> [Instructions for the task]: What is the number of lines in the entries that include the word "desc"? Respond with the number only.

--- Task material Enclosed Below ---

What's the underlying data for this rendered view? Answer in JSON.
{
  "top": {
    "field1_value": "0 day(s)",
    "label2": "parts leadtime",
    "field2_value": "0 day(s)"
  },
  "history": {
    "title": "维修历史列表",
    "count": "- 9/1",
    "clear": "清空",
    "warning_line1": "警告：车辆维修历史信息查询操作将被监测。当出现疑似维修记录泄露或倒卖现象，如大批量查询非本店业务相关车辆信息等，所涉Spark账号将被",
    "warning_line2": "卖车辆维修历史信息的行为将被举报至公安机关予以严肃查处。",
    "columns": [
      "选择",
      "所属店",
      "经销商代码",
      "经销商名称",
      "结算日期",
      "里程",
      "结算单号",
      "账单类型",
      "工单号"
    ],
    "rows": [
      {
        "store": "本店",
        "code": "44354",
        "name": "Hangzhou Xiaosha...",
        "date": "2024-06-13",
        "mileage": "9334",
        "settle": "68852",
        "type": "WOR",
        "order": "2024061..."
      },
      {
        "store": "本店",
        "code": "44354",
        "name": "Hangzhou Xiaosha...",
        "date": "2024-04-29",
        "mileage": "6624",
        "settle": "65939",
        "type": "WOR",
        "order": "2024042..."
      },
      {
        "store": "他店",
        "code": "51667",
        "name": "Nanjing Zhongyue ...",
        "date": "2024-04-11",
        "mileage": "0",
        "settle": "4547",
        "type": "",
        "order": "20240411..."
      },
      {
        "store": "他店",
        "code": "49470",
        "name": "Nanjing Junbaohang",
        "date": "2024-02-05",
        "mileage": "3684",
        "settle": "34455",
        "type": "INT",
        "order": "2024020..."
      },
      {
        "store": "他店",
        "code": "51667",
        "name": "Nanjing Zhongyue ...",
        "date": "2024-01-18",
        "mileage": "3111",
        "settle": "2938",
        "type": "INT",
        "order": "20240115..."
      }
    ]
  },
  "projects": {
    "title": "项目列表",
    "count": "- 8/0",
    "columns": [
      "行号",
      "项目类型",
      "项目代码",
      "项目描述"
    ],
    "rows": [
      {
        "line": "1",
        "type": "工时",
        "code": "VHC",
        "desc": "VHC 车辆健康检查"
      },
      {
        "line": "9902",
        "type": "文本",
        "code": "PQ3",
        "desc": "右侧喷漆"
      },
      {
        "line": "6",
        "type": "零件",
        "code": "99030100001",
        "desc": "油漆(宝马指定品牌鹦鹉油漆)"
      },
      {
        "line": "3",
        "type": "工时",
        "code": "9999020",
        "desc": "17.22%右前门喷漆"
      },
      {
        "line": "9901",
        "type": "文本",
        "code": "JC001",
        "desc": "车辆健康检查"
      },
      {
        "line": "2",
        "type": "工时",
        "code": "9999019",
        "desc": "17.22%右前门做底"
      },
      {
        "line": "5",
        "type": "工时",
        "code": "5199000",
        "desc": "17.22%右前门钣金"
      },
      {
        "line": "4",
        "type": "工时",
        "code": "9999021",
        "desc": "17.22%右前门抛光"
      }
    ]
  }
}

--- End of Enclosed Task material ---

> [Result of this exercise]: 8